News Newswire Great Job, Internet!
TV Club All Reviews What's On Tonight
Video All Video A.V. Undercover A.V. Cocktail Club Film Club
Reviews All Reviews Film TV Music Books
Features All Features Newswire TV Club Classic
Sections Film Tv Music Food Comedy Books Games Aux
Our Company About Us Contact Advertise Privacy Policy Careers RSS
Onion Inc. Sites The Onion The A.V. Club ClickHole Onion Studios

The Swell Season: Strict Joy


The Swell Season

Album: Strict Joy
Label: Anti-

Community Grade (14 Users)

  • A
  • A-
  • B+
  • B
  • B-
  • C+
  • C
  • C-
  • D+
  • D
  • D-
  • F

Your Grade
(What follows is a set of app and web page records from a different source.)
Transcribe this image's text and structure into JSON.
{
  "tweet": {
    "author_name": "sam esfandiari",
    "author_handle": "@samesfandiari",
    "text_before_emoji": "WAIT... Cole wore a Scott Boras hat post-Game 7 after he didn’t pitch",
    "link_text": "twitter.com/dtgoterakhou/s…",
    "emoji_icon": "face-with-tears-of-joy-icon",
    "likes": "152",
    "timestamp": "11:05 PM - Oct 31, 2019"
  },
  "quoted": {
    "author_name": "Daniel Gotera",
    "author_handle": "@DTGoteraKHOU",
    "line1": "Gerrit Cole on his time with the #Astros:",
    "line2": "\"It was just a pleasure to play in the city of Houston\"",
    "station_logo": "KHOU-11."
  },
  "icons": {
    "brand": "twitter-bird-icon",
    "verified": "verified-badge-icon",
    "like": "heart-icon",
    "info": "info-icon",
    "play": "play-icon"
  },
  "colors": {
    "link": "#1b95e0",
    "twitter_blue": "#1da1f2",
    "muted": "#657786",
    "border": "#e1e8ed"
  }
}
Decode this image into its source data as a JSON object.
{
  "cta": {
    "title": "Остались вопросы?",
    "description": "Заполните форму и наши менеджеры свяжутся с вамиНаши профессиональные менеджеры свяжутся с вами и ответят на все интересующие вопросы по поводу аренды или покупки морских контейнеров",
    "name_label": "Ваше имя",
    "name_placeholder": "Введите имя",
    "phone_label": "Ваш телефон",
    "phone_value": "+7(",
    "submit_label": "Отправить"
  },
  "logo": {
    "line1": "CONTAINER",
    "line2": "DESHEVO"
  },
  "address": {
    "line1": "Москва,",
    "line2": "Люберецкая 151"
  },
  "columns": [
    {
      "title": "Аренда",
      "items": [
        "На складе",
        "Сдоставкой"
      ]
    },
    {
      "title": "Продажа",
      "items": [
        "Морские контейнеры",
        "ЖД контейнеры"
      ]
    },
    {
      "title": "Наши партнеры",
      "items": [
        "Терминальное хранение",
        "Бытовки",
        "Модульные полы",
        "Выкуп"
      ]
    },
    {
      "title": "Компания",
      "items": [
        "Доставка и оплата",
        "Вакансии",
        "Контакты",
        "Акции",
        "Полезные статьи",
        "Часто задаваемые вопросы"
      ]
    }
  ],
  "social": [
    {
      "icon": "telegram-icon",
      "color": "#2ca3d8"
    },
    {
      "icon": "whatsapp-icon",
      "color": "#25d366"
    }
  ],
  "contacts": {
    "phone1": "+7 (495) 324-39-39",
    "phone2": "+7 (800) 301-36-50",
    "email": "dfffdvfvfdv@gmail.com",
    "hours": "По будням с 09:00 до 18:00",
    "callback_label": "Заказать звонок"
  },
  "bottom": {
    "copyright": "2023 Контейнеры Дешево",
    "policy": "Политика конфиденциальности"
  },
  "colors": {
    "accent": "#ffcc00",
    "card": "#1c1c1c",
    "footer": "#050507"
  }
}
Glen Hansard and Markéta Irglová’s first album as The Swell Season contained songs the Irish rocker and Czech chanteuse worked up for the 2006 movie Beauty In Trouble, and some of those songs were re-used for the indie-film hit Once, at which point Hansard and Irglová began to tour together, win awards, and rack up sales. So it’s fair to say that The Swell Season’s second proper album, Strict Joy, represents the first time the duo has entered a studio knowing that there’d be a sizable, receptive audience for whatever they came up with. Which probably explains why Strict Joy sounds so tentative at times.

The album-opening “Low Rising,” for example, struggles to move beneath its layers of horns, violin, and bluesy electric guitar. The song sounds like an attempt to please both the alt-rock crowd that loves Hansard’s more atmospheric band The Frames, and any Van Morrison/Eric Clapton fans who were moved by Once. Strict Joy relies too much on ballads derivative of other yearning, midtempo bands. There isn’t enough of an effort here to define The Swell Season as an entity.

But Hansard and Irglová are in fine voice throughout, and though the arrangements are decidedly busier than earlier Swell Season recordings, songs like “High Horses” and “The Verb” work to the duo’s strengths, winding delicate piano and guitar around punchy percussion, and building up and up, one sound and sentiment at a time. When Hansard and Irglová keep the arrangements simple, it’s easier to hear who they are.